Shipwrecks, Death Flags and Pirates

Shipwrecks, Death Flags and Pirates

The Spanish Crown had a monopoly on the trade route between Manila and Mexico for nearly all the 300 years Spain ruled Mexico during the Inquisition. In fact, the Philippines were under jurisdiction of Mexico (then New Spain) because sailing between Manila and Acapulco took only four months while getting from Spain to Manila consumed a year.

The ships that sailed the Philippines to Mexico route, called the Manila Galleon Trade, were the richest ships in all the oceans.  However, much of the wealth sank at sea and remains undiscovered. Ships that travelled the route allowed widespread bribe-taking leading to overloading and late ship departure, thereby increasing the probability of shipwrecks from pirate looting and monsoons.

In 2011 the remains of the San José, a galleon sunk off the Philippines in July 1694 were discovered. It was one of 788 galleons that sailed between Manila and Acapulco between 1565 and 1815 as part of the Manila Galleon Trade. The San José was laden with huge amounts of silks, spices, porcelain, jewelry and art whose total value was recorded as more than $500 million in today’s money.

The sinking of the San José exemplifies the costs of corruption in the Manila Galleon Trade; the longest, most profitable, and most famous colonial-era trade route. Importantly, the galleon trade was a government monopoly. The Spanish Crown owned the ships and restricted the number of voyages to one per year between Mexico and Manila while also restricting the number of ships that could sail on each voyage.
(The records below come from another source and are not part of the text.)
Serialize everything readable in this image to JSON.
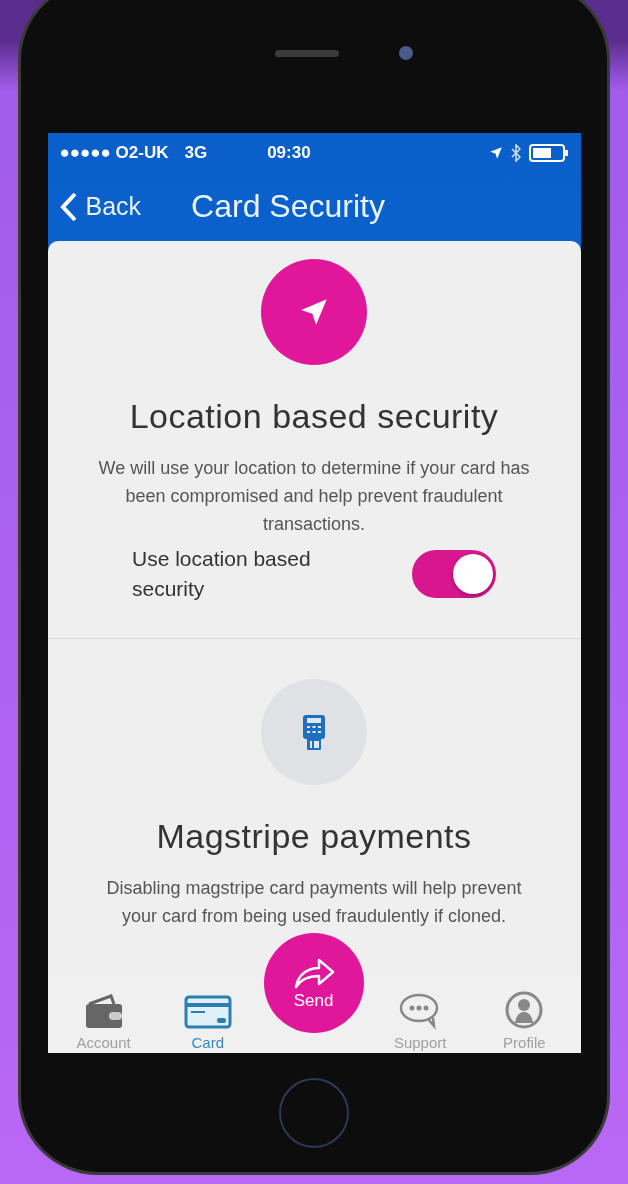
{
  "status_bar": {
    "carrier": "●●●●● O2-UK",
    "network": "3G",
    "time": "09:30"
  },
  "nav_bar": {
    "back": "Back",
    "title": "Card Security"
  },
  "sections": [
    {
      "kind": "location",
      "title": "Location based security",
      "description": "We will use your location to determine if your card has been compromised and help prevent fraudulent transactions.",
      "toggle": {
        "label": "Use location based security",
        "on": true
      }
    },
    {
      "kind": "terminal",
      "title": "Magstripe payments",
      "description": "Disabling magstripe card payments will help prevent your card from being used fraudulently if cloned."
    }
  ],
  "tab_bar": [
    {
      "kind": "wallet",
      "label": "Account",
      "selected": false
    },
    {
      "kind": "card",
      "label": "Card",
      "selected": true
    },
    {
      "kind": "send",
      "label": "Send"
    },
    {
      "kind": "chat",
      "label": "Support",
      "selected": false
    },
    {
      "kind": "person",
      "label": "Profile",
      "selected": false
    }
  ]
}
These restrictions made space on each galleon wildly valuable and subject to bribes and corruption.

It takes time to load the cargo, but if the ship leaves too late it will more likely run into the monsoon season and faster sailing pirates.  This was a harrowing decision particularly for smaller ships more likely to wreck due to their size and high tonnage.

Interestingly there is no such relationship for the reverse voyage between Acapulco and Manila as there was no incentive to overload those ships as they mostly carried silver as payment for the traded goods.

Along with an exchange of goods came an exchange of language and kinship.

The official language of the Philippines is Tagalog, along with English.  However, there are about 250 Nahuatl words from the Aztecs in the Filipino language including such every-day words for mother, father, chocolatetamale, tomato, potato, guacamole, and mesquite.

Named for the King of Spain, the Philippines were conquered by Spain in the same year, 1521, Cortez conquered the Aztecs.  Spain kept the Philippines isolated from their neighbors, but not from New Spain/Mexico.

Sidebar:  Chinese porcelain shipped from the Philippines to Mexico came wrapped in thin tissue paper still called paper from China.  The paper was collected and used to make the Day of the Dead flags in factories on the street of Barranca reminding Mexicans of the paper thin line between life and death.

The Mexican silver also helped to pay for the operation of the colony as the Philippines proved lackluster in producing the expected gold while Mexico had silver to spare.

There is a 1581 port town in the Philippines that has a surprising amount of similarities with Mexico, so many, it is actually named Mexico.  Similarities include:

Also, Mexico’s most popular mango variety, Manila mango, originated from Filipino seedlings carried on the galleons.

Obviously some Filipino sailors stayed here and married Mexican women under the caste called Chinos.  You don’t have to dig deep to find a Filipino man in many a Mexican family tree.

Statistics from the Manila Galleon Trade are used on today’s airlines. For instance, when cargo limits are not observed on smaller flights, a problem that is particularly acute in developing nations, there is a direct correlation between rate of former shipwrecks and today’s airline crashes.